WHAT THE EXERCISE ASKS → Using the listing below, extract each line that has the word "name" in it.

RECORDS FOR PROCESSING →
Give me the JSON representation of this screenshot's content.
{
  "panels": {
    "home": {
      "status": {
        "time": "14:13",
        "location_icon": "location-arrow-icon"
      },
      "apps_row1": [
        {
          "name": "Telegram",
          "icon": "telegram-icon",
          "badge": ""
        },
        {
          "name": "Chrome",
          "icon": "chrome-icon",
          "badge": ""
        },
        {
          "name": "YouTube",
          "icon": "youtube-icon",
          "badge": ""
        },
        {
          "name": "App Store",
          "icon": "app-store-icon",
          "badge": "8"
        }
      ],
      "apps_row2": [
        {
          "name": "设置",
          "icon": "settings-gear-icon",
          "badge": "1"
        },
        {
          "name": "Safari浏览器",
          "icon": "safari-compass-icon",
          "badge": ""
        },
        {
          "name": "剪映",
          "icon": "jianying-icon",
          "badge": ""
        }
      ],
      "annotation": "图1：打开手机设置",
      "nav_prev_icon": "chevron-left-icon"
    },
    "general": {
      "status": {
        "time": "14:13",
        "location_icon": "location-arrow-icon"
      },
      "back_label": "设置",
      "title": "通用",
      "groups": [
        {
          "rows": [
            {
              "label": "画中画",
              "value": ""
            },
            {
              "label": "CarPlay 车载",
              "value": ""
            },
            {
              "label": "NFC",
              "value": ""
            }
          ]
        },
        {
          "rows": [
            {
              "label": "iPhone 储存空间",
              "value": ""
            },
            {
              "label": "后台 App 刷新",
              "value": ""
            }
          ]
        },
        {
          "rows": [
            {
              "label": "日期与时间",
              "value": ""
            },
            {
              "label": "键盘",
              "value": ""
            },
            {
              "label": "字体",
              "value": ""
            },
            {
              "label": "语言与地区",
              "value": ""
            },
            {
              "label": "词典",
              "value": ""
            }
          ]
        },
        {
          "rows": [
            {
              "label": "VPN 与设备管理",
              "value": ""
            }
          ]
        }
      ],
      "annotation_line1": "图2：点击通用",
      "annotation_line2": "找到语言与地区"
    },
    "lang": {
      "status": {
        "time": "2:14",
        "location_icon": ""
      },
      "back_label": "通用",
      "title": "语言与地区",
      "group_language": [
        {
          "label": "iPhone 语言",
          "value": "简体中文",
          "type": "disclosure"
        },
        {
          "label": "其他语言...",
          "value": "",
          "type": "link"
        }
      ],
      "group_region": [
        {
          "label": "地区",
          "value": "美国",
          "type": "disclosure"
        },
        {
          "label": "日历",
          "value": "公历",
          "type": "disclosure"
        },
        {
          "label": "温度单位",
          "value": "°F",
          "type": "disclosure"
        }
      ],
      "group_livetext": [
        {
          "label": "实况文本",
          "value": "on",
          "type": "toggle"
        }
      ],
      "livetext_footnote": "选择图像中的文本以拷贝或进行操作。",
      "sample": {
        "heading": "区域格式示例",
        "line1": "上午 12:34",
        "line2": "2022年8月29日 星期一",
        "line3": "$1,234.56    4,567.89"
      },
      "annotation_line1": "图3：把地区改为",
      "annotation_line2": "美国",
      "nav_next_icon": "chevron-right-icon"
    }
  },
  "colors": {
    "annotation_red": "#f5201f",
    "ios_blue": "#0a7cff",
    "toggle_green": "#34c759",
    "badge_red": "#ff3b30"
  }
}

WORKED SOLUTION →
          "name": "Telegram",
          "name": "Chrome",
          "name": "YouTube",
          "name": "App Store",
          "name": "设置",
          "name": "Safari浏览器",
          "name": "剪映",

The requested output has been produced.